In the center of the scene, a man sits on a park bench—his jacket is on his lap and the sleeves of his white shirt are rolled up. A brimmed white hat covers his face and, although he’s leaning forward, his head is turned toward the man to his right. These two are not alone. On bench after bench we see men, either alone or in twos, reading, talking, or staring into space—their faces are solemn. Several are standing; one wears a Roman collar and several have canes. All are well dressed and most wear neckties, jackets, and hats. The best dressed among them is an African American seated in the lower left. Two bearded men at the right of the scene face each other. One is gesturing; the other holds a book. A lone dog peers out from behind his master’s foot. The trunks of bare trees dot the park. The warm reds and earth tones in the row of brick buildings in the background contrast with the cool grays and browns of the rest of the painting. Out of Work aptly conveys the mood of the scene.
Painted in 1935 by St. Louis artist Aimee Schweig, Out of Work reflects the terrible economic condition known as the Great Depression when 16 million Americans, or one in every three workers, was unemployed. The prosperity of the 1920s, with “easy money” and fantastic speculation in the stock market, led to the stock market crash of 1929. The solemn, gaunt faces and stooped shoulders of the men in this painting reflect the suffering, sacrifice, and severe hardship that affected so many. St. Louis had the largest shantytown, or “Hooverville,” as it was often referred to, of any city in America. It took America’s involvement in World War II to finally bring the country out of these difficult times, which had also affected the economy worldwide.

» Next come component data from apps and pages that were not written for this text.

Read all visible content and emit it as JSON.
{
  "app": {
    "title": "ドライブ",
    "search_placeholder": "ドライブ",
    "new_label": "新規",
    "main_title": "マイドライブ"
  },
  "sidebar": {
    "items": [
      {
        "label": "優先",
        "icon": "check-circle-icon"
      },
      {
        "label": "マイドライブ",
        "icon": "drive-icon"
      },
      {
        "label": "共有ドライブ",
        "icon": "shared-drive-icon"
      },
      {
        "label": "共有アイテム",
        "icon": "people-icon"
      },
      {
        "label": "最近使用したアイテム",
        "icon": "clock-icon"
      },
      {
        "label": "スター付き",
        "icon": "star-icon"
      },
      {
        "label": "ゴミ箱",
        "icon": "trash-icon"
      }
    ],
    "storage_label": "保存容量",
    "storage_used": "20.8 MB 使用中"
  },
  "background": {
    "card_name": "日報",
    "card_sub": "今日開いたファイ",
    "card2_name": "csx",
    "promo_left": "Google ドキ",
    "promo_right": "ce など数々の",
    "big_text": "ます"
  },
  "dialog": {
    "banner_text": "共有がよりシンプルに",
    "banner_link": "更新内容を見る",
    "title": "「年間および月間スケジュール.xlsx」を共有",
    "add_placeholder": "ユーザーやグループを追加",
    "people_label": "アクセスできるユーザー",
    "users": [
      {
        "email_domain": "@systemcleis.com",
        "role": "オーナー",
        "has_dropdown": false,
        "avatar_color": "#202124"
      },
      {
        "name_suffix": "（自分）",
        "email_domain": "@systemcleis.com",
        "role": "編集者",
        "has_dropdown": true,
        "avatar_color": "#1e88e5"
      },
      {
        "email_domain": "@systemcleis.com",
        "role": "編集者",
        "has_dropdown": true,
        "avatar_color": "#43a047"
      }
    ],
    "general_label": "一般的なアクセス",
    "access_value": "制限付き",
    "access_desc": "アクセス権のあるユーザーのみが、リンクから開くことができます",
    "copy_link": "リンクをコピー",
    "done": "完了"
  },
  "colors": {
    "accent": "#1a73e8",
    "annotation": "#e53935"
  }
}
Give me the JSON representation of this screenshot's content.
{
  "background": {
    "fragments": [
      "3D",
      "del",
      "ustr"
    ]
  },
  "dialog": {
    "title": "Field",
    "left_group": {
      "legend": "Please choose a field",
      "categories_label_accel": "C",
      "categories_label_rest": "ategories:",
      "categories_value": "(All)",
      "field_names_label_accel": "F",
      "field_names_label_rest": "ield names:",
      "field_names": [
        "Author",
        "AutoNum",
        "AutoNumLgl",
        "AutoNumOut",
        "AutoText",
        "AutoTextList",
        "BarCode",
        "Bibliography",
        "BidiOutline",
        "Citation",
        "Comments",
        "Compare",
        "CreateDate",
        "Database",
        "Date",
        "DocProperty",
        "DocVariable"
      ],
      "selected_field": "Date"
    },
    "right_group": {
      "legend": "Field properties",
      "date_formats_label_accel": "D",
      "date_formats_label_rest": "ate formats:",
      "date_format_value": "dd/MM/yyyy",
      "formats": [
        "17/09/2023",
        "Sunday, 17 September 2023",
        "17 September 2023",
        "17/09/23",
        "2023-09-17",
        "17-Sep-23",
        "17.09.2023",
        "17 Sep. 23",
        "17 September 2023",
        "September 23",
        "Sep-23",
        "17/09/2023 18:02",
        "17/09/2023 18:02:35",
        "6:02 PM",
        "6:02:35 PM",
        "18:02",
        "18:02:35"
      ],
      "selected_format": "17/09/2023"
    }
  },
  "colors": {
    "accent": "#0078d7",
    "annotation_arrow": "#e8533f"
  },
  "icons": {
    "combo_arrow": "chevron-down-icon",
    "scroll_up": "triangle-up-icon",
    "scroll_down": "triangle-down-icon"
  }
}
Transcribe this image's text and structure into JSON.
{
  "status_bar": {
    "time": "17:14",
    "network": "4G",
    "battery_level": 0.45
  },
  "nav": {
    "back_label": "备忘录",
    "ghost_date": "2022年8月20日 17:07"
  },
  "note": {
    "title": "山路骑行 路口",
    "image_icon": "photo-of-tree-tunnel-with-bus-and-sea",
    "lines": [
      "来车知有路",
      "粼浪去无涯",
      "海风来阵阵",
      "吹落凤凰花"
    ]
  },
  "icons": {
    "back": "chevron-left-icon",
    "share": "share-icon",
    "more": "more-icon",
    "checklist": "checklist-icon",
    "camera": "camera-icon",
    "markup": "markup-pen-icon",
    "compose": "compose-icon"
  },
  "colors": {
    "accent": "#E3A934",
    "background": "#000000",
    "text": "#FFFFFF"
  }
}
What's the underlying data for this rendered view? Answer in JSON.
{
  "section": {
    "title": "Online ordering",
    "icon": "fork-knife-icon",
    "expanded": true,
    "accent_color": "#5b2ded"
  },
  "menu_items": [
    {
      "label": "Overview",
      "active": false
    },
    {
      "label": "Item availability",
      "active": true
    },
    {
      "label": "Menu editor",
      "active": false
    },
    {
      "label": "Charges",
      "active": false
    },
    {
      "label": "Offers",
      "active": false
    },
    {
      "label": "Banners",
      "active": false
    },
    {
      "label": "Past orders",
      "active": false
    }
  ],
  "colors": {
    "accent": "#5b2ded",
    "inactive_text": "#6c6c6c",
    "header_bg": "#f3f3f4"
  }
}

Born in 1891, Aimee Schweig attended art classes at Washington University and also at the art colony in Provincetown, Massachusetts. A skilled painter, she help create the People’s Art Center (an integrated art school that was a “venture in Democracy”) and was a founding member of St. Louis chapter of the National Society of Arts and Letters. Revered as a teacher, she inspired many students during the 21 years that she taught at Mary Institute. A member of Artists’ Equity, she was among those who picketed the City Art Museum (now the Saint Louis Art Museum) to demand that more local artists be shown. After that happened, she helped to raise funds for a photographic section at the museum in memory of her husband, Martin Schweig, a prominent photographer. Her works have also been exhibited at the St. Louis Artists’ Guild, the Metropolitan Museum of Art, the Kansas City Art Institute, the Denver Art Museum, and the National Association of Women Artists.